→ **Problem statement**
Return the data below in full, exactly as it stands.

→ **Input material**

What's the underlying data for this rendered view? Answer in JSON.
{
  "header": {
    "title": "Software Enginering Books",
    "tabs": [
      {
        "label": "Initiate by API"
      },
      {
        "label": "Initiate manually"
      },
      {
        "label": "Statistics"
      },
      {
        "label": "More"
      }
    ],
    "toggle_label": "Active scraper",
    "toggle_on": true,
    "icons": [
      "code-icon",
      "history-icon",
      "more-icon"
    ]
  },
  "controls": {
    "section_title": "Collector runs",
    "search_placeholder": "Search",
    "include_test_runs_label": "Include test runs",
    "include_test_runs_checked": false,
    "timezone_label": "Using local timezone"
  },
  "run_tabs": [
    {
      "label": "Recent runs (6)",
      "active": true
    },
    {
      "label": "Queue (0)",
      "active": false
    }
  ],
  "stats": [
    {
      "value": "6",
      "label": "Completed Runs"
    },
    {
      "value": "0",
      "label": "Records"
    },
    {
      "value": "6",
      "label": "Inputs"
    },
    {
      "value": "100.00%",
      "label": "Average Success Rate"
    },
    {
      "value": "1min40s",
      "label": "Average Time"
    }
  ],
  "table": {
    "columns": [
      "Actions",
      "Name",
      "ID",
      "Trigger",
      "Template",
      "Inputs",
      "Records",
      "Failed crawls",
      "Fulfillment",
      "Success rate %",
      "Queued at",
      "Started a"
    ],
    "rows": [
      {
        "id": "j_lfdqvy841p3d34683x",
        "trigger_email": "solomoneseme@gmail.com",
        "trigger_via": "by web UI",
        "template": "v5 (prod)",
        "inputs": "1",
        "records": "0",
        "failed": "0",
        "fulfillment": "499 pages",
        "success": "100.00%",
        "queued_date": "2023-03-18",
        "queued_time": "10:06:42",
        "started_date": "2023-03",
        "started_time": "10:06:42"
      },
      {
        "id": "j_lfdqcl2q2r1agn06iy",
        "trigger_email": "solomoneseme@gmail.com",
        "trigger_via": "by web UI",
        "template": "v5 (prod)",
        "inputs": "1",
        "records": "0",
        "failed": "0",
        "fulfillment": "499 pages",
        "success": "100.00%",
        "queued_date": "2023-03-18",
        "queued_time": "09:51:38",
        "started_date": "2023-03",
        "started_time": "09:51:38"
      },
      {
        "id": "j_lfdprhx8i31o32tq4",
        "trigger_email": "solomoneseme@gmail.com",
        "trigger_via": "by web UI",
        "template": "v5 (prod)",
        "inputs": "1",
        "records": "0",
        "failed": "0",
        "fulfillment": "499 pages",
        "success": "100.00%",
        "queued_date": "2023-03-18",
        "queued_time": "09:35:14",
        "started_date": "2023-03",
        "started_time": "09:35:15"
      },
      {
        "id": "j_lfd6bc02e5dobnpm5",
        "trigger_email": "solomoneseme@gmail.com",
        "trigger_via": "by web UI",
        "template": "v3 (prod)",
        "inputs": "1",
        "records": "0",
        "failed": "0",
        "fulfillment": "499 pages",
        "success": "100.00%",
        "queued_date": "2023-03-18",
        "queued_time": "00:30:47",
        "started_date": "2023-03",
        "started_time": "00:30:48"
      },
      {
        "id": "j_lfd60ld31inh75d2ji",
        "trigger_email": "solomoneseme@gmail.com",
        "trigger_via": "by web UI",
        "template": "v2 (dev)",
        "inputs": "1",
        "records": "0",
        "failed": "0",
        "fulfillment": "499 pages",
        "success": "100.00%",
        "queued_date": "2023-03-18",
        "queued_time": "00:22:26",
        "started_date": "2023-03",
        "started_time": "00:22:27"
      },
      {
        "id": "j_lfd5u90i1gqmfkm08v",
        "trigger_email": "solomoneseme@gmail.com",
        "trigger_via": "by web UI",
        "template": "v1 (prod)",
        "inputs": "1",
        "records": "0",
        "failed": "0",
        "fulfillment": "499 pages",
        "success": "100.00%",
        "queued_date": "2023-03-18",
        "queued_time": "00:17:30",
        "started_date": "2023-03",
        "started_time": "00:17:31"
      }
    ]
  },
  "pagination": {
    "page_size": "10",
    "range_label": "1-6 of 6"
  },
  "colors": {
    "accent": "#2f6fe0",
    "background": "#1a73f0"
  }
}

→ **Solved exercise**
What's the underlying data for this rendered view? Answer in JSON.
{
  "header": {
    "title": "Software Enginering Books",
    "tabs": [
      {
        "label": "Initiate by API"
      },
      {
        "label": "Initiate manually"
      },
      {
        "label": "Statistics"
      },
      {
        "label": "More"
      }
    ],
    "toggle_label": "Active scraper",
    "toggle_on": true,
    "icons": [
      "code-icon",
      "history-icon",
      "more-icon"
    ]
  },
  "controls": {
    "section_title": "Collector runs",
    "search_placeholder": "Search",
    "include_test_runs_label": "Include test runs",
    "include_test_runs_checked": false,
    "timezone_label": "Using local timezone"
  },
  "run_tabs": [
    {
      "label": "Recent runs (6)",
      "active": true
    },
    {
      "label": "Queue (0)",
      "active": false
    }
  ],
  "stats": [
    {
      "value": "6",
      "label": "Completed Runs"
    },
    {
      "value": "0",
      "label": "Records"
    },
    {
      "value": "6",
      "label": "Inputs"
    },
    {
      "value": "100.00%",
      "label": "Average Success Rate"
    },
    {
      "value": "1min40s",
      "label": "Average Time"
    }
  ],
  "table": {
    "columns": [
      "Actions",
      "Name",
      "ID",
      "Trigger",
      "Template",
      "Inputs",
      "Records",
      "Failed crawls",
      "Fulfillment",
      "Success rate %",
      "Queued at",
      "Started a"
    ],
    "rows": [
      {
        "id": "j_lfdqvy841p3d34683x",
        "trigger_email": "solomoneseme@gmail.com",
        "trigger_via": "by web UI",
        "template": "v5 (prod)",
        "inputs": "1",
        "records": "0",
        "failed": "0",
        "fulfillment": "499 pages",
        "success": "100.00%",
        "queued_date": "2023-03-18",
        "queued_time": "10:06:42",
        "started_date": "2023-03",
        "started_time": "10:06:42"
      },
      {
        "id": "j_lfdqcl2q2r1agn06iy",
        "trigger_email": "solomoneseme@gmail.com",
        "trigger_via": "by web UI",
        "template": "v5 (prod)",
        "inputs": "1",
        "records": "0",
        "failed": "0",
        "fulfillment": "499 pages",
        "success": "100.00%",
        "queued_date": "2023-03-18",
        "queued_time": "09:51:38",
        "started_date": "2023-03",
        "started_time": "09:51:38"
      },
      {
        "id": "j_lfdprhx8i31o32tq4",
        "trigger_email": "solomoneseme@gmail.com",
        "trigger_via": "by web UI",
        "template": "v5 (prod)",
        "inputs": "1",
        "records": "0",
        "failed": "0",
        "fulfillment": "499 pages",
        "success": "100.00%",
        "queued_date": "2023-03-18",
        "queued_time": "09:35:14",
        "started_date": "2023-03",
        "started_time": "09:35:15"
      },
      {
        "id": "j_lfd6bc02e5dobnpm5",
        "trigger_email": "solomoneseme@gmail.com",
        "trigger_via": "by web UI",
        "template": "v3 (prod)",
        "inputs": "1",
        "records": "0",
        "failed": "0",
        "fulfillment": "499 pages",
        "success": "100.00%",
        "queued_date": "2023-03-18",
        "queued_time": "00:30:47",
        "started_date": "2023-03",
        "started_time": "00:30:48"
      },
      {
        "id": "j_lfd60ld31inh75d2ji",
        "trigger_email": "solomoneseme@gmail.com",
        "trigger_via": "by web UI",
        "template": "v2 (dev)",
        "inputs": "1",
        "records": "0",
        "failed": "0",
        "fulfillment": "499 pages",
        "success": "100.00%",
        "queued_date": "2023-03-18",
        "queued_time": "00:22:26",
        "started_date": "2023-03",
        "started_time": "00:22:27"
      },
      {
        "id": "j_lfd5u90i1gqmfkm08v",
        "trigger_email": "solomoneseme@gmail.com",
        "trigger_via": "by web UI",
        "template": "v1 (prod)",
        "inputs": "1",
        "records": "0",
        "failed": "0",
        "fulfillment": "499 pages",
        "success": "100.00%",
        "queued_date": "2023-03-18",
        "queued_time": "00:17:30",
        "started_date": "2023-03",
        "started_time": "00:17:31"
      }
    ]
  },
  "pagination": {
    "page_size": "10",
    "range_label": "1-6 of 6"
  },
  "colors": {
    "accent": "#2f6fe0",
    "background": "#1a73f0"
  }
}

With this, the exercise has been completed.